Parking lots, in general, can be a waste of land especially if they only serve one purpose. Willson shows an aerial shot of the Ontario Mills Shopping Center and the nearby Citizens’ Business Bank Arena. Huge parking lots surround both complexes – space that is wasted when no events take place or when shopping is at a lull. “This was the typical suburban way of thinking about parking,” he says adding that arena folks could have worked with the nearby shopping center to shuttle folks during events.
Parking in established older neighborhoods is often mired in antiquated parking requirements. Willson points to South Pasadena as an example of how out-of-touch parking requirements hampered new businesses on Mission Boulevard until that code was recently updated and freed businesses from parking code chains.
Willson sees Los Angeles’ parking codes as being flexible and less demanding, as shown by measures that have allowed the conversion of historic buildings in downtown Los Angeles to residences, and programs to help restaurants open in historic structures in Eagle Rock. Still there is plenty of room for improvement, such as making it easier to build housing for households that do not own cars, especially around transit stations. The city’s Recode LA zoning reform effort will address these parking issues.
Originally from Canada, Willson came to Southern California in 1986 to get his masters at USC in Urban Planning. He’s lived in East Hollywood, El Sereno as well as his longtime home in Mt. Washington. Has he ever experienced frustration in finding parking? “No, not really,” he says with a laugh, explaining that any situation he’s encounter he considered it “all data” and part of his research.

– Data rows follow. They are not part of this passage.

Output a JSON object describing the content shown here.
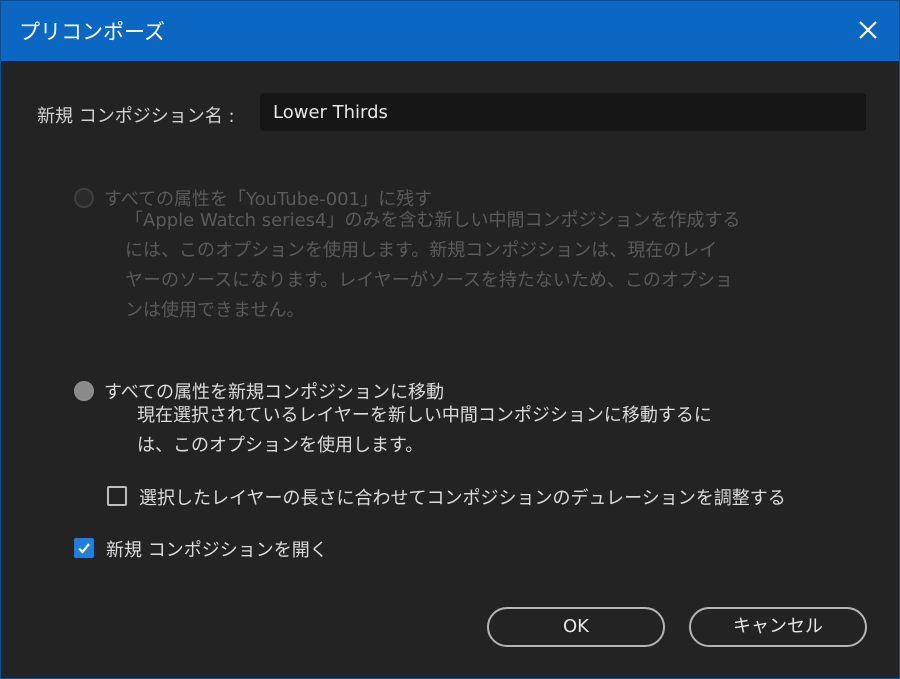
{
  "window": {
    "title": "プリコンポーズ"
  },
  "name_field": {
    "label": "新規 コンポジション名 :",
    "value": "Lower Thirds"
  },
  "option_leave": {
    "title": "すべての属性を「YouTube-001」に残す",
    "description": "「Apple Watch series4」のみを含む新しい中間コンポジションを作成する\nには、このオプションを使用します。新規コンポジションは、現在のレイ\nヤーのソースになります。レイヤーがソースを持たないため、このオプショ\nンは使用できません。",
    "enabled": false,
    "selected": false
  },
  "option_move": {
    "title": "すべての属性を新規コンポジションに移動",
    "description": "現在選択されているレイヤーを新しい中間コンポジションに移動するに\nは、このオプションを使用します。",
    "enabled": true,
    "selected": true
  },
  "adjust_duration": {
    "label": "選択したレイヤーの長さに合わせてコンポジションのデュレーションを調整する",
    "checked": false
  },
  "open_new_comp": {
    "label": "新規 コンポジションを開く",
    "checked": true
  },
  "buttons": {
    "ok": "OK",
    "cancel": "キャンセル"
  },
  "colors": {
    "titlebar": "#0b67c2",
    "background": "#232323",
    "accent": "#1e7fe0"
  },
  "icons": {
    "close": "close-icon",
    "check": "checkmark-icon"
  }
}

While getting his masters, Willson met Donald Shoup, chair of Urban Planning who later would write his 2005 landmark book “The High Cost of Free Parking.” The book outlined the negative repercussions of off-street parking requirements; Shoup also argues that free parking makes us more dependent on cars, adds to rapid urban sprawl and contributes to a host of economic problems.

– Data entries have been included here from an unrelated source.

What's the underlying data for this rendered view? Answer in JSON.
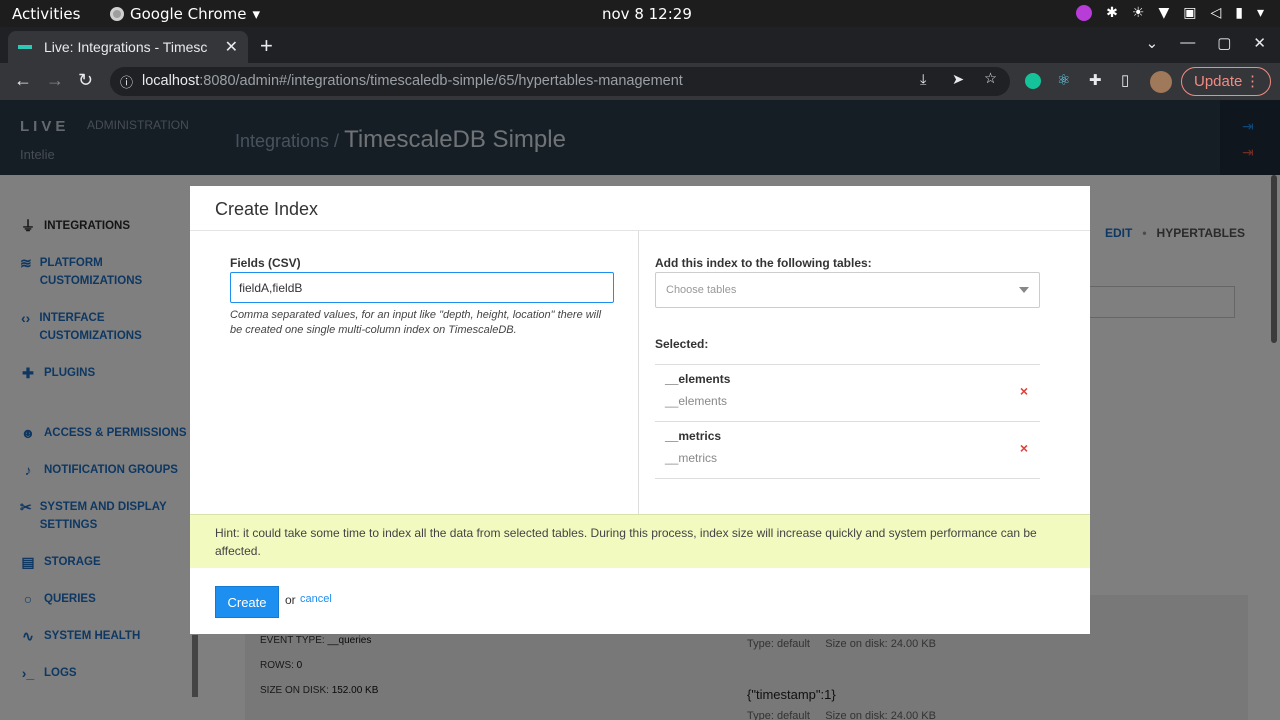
{
  "os_bar": {
    "activities": "Activities",
    "app_name": "Google Chrome",
    "clock": "nov 8  12:29"
  },
  "browser": {
    "tab_title": "Live: Integrations - Timesc",
    "url_host": "localhost",
    "url_rest": ":8080/admin#/integrations/timescaledb-simple/65/hypertables-management",
    "update_label": "Update"
  },
  "app": {
    "brand": "LIVE",
    "section": "ADMINISTRATION",
    "org": "Intelie",
    "breadcrumb_parent": "Integrations /",
    "breadcrumb_current": "TimescaleDB Simple",
    "tab_edit": "EDIT",
    "tab_separator": "•",
    "tab_hypertables": "HYPERTABLES"
  },
  "sidebar": {
    "items": [
      {
        "label": "INTEGRATIONS",
        "icon": "plug-icon"
      },
      {
        "label": "PLATFORM CUSTOMIZATIONS",
        "icon": "layers-icon"
      },
      {
        "label": "INTERFACE CUSTOMIZATIONS",
        "icon": "code-icon"
      },
      {
        "label": "PLUGINS",
        "icon": "puzzle-icon"
      },
      {
        "label": "ACCESS & PERMISSIONS",
        "icon": "users-icon"
      },
      {
        "label": "NOTIFICATION GROUPS",
        "icon": "bell-icon"
      },
      {
        "label": "SYSTEM AND DISPLAY SETTINGS",
        "icon": "tools-icon"
      },
      {
        "label": "STORAGE",
        "icon": "database-icon"
      },
      {
        "label": "QUERIES",
        "icon": "search-icon"
      },
      {
        "label": "SYSTEM HEALTH",
        "icon": "pulse-icon"
      },
      {
        "label": "LOGS",
        "icon": "terminal-icon"
      }
    ]
  },
  "background": {
    "event_type_label": "EVENT TYPE:",
    "event_type_value": "__queries",
    "rows_label": "ROWS:",
    "rows_value": "0",
    "size_label": "SIZE ON DISK:",
    "size_value": "152.00 KB",
    "idx1_type": "Type: default",
    "idx1_size": "Size on disk: 24.00 KB",
    "idx2_name": "{\"timestamp\":1}",
    "idx2_type": "Type: default",
    "idx2_size": "Size on disk: 24.00 KB"
  },
  "modal": {
    "title": "Create Index",
    "fields_label": "Fields (CSV)",
    "fields_value": "fieldA,fieldB",
    "fields_help": "Comma separated values, for an input like \"depth, height, location\" there will be created one single multi-column index on TimescaleDB.",
    "tables_label": "Add this index to the following tables:",
    "tables_placeholder": "Choose tables",
    "selected_label": "Selected:",
    "selected": [
      {
        "name": "__elements",
        "sub": "__elements"
      },
      {
        "name": "__metrics",
        "sub": "__metrics"
      }
    ],
    "remove_symbol": "×",
    "hint": "Hint: it could take some time to index all the data from selected tables. During this process, index size will increase quickly and system performance can be affected.",
    "create_label": "Create",
    "or_text": "or",
    "cancel_label": "cancel"
  }
}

Willson says his book takes the next step in Shoup’s ideas by offering practical pathways for city planners to update, modify and contemporize their own parking requirements.
So far, Willson has been getting good feedback on his book. He’s presented an overview to city planners here locally (Hawthorn and Westminster are moving forward) and he will make similar outreach to New York University and Seattle later this year. A webinar is also in the works.
Before the conversation ends, Willson discusses the future of paid parking in the form of the ubiquitous parking meter. Cities, he says, are seeing good use of meters these days thanks to a federal grant which allowed them to swap out coin-only for the ease of credit card. No more fumbling around for quarters. Swipe and go.
Technology won’t stop there, says Willson. He’s seen the future and in the works are meters that — via smartphones – can contact you when the meter is going to expire. In addition, you could then pay for addition time on the meter remotely with your smart phone thus extending your evening at your favorite restaurant or bar.
“It’s all about making parking easier for everyone,” he says. But, as he said earlier, it won’t be free.
Brenda Rees is a writer and resident of Eagle Rock.